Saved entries
───

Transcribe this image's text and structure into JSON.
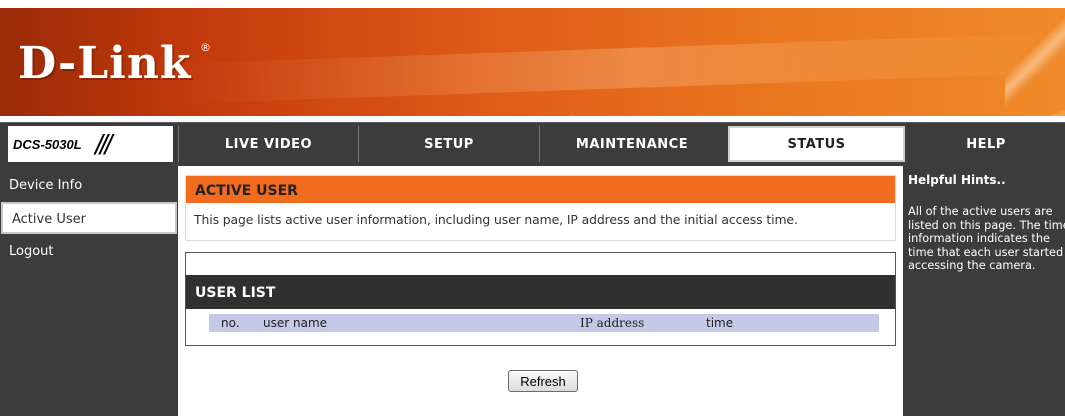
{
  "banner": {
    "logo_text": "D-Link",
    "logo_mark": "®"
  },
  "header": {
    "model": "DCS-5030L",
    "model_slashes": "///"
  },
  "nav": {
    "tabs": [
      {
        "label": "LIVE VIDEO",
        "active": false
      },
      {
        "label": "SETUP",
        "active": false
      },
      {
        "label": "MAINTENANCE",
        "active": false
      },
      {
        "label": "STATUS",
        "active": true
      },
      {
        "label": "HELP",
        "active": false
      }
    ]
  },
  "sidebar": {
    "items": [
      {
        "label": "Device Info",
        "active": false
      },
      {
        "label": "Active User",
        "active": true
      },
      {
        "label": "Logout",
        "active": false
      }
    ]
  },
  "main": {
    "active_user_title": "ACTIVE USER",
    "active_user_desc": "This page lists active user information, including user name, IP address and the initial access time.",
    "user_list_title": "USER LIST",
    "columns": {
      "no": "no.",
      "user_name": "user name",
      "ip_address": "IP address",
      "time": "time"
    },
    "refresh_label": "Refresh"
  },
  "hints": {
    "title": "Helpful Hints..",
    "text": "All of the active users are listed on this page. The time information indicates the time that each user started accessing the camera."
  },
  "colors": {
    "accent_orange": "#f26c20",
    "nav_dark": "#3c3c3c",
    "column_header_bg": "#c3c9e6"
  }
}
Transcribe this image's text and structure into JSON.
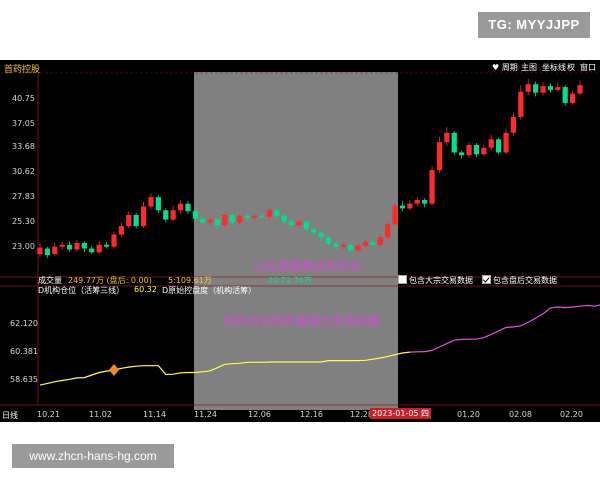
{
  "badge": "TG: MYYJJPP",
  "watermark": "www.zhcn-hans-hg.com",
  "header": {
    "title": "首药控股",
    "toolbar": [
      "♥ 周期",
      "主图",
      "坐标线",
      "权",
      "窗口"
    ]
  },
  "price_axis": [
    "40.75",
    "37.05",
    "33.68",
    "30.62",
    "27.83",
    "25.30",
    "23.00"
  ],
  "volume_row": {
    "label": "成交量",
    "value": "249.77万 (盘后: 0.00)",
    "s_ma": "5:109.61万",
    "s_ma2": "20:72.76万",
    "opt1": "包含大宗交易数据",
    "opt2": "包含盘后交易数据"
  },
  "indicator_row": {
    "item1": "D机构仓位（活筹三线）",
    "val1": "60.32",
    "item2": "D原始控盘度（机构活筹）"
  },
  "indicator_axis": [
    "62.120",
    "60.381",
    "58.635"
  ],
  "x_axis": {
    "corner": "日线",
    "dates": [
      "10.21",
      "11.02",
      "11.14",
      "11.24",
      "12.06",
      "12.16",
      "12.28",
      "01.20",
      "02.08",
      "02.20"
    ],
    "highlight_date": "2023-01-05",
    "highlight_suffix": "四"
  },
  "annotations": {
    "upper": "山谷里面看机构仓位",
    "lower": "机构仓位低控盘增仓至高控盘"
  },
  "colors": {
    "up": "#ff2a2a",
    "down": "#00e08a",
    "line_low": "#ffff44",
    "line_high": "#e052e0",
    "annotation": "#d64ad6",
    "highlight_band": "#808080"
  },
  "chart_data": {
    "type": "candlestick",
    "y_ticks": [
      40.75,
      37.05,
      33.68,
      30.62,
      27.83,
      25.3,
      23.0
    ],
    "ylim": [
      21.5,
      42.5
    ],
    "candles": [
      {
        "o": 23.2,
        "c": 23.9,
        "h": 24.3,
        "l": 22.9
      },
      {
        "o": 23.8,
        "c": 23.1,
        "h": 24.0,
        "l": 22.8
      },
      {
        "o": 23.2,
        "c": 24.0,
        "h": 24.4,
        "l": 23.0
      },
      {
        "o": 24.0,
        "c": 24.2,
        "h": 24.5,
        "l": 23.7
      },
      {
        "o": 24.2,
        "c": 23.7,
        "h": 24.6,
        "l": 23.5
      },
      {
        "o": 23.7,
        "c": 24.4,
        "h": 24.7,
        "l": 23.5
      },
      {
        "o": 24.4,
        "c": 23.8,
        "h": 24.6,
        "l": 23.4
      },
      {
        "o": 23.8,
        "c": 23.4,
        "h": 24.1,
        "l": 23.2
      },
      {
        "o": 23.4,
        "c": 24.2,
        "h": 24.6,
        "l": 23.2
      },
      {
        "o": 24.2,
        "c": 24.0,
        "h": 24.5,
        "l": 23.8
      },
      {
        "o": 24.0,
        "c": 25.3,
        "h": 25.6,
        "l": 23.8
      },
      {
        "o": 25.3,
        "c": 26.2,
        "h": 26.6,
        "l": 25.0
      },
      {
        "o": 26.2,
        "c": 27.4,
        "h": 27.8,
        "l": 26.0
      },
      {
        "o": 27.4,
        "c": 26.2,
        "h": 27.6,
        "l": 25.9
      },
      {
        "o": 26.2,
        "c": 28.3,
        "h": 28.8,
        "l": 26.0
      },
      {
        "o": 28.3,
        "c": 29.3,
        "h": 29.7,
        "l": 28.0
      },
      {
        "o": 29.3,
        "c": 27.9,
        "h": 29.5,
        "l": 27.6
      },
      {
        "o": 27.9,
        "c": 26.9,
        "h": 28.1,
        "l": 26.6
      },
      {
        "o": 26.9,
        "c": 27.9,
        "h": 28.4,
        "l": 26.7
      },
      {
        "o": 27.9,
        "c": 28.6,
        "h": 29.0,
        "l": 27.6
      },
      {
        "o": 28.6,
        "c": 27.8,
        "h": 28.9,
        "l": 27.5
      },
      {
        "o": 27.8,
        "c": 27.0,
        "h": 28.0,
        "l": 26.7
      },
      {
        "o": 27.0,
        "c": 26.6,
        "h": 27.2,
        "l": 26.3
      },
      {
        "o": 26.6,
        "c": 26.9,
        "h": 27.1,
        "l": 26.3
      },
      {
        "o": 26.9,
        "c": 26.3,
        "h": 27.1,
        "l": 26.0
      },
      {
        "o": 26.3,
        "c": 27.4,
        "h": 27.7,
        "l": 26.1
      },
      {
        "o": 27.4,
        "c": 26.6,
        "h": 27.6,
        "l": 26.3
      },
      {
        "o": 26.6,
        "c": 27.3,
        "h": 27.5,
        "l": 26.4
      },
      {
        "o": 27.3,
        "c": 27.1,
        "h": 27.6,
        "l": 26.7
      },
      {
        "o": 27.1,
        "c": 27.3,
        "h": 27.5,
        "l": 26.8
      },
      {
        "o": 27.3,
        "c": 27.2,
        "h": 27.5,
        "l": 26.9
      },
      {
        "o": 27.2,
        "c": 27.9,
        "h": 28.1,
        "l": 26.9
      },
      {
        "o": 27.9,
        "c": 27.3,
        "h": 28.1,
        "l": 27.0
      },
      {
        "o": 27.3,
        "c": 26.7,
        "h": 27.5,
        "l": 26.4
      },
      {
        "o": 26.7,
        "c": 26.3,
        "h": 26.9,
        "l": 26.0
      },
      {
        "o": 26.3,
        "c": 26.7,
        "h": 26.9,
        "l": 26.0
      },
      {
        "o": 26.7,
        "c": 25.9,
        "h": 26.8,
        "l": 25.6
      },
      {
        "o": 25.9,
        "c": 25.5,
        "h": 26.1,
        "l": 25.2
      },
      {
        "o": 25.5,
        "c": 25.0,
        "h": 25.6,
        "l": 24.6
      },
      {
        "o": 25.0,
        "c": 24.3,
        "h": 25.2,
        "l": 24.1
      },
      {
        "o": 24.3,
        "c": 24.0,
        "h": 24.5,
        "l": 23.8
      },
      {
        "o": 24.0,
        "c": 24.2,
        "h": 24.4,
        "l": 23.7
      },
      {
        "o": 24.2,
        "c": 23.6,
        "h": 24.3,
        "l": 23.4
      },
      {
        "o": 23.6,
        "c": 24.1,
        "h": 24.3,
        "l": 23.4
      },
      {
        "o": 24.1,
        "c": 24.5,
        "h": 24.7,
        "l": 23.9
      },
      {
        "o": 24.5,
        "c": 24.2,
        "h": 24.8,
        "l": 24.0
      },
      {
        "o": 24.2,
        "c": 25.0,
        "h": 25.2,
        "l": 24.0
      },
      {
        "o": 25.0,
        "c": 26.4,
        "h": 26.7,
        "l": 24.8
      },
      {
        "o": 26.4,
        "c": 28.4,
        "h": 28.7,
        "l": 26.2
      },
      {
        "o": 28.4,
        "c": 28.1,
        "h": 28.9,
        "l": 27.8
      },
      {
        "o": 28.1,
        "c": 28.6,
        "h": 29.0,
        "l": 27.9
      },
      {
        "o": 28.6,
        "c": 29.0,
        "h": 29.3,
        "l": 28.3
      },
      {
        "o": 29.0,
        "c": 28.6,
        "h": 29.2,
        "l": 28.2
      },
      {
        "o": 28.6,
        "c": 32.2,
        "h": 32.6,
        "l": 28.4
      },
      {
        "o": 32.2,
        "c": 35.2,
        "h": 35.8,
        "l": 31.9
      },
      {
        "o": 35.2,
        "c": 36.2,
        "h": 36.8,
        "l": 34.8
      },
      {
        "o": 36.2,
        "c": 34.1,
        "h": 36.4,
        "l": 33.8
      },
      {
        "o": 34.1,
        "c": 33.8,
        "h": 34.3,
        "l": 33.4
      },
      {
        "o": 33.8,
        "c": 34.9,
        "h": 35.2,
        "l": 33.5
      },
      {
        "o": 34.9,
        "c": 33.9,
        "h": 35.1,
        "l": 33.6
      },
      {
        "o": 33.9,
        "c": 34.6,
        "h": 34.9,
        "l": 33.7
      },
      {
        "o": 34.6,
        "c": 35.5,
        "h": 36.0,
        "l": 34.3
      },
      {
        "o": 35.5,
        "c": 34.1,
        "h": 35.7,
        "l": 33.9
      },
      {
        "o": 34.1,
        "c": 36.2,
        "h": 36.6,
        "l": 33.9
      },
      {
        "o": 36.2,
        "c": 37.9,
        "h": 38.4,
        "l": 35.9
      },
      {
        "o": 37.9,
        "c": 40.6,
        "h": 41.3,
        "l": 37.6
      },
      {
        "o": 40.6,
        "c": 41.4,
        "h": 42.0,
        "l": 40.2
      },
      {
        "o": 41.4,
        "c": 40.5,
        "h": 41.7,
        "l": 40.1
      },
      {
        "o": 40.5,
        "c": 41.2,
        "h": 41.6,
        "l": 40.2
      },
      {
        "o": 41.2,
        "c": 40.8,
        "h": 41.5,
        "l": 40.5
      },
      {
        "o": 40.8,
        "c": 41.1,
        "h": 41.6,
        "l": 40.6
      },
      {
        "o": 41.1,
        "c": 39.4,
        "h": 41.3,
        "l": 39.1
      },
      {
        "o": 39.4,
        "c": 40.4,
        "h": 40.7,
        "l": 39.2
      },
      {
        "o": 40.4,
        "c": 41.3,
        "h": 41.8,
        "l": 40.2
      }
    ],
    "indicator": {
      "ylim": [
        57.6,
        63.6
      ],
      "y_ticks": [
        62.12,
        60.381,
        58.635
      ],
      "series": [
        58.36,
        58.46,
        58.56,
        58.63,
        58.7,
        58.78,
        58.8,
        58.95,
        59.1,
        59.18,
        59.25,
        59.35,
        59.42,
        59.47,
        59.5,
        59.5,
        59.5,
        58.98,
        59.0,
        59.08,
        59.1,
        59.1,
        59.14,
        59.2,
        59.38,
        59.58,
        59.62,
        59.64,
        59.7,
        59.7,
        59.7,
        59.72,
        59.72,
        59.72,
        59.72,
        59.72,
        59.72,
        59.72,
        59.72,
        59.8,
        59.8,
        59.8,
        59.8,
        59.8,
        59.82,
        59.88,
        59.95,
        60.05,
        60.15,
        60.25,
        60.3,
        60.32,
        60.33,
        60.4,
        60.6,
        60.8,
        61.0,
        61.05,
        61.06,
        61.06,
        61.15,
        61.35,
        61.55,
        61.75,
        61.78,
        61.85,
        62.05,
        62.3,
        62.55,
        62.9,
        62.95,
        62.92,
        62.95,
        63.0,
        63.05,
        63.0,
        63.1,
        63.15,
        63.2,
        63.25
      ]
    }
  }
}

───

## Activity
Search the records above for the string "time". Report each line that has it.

## Answer section
    "active_user_desc": "This page lists active user information, including user name, IP address and the initial access time.",
      "time": "time"
    "text": "All of the active users are listed on this page. The time information indicates the time that each user started accessing the camera."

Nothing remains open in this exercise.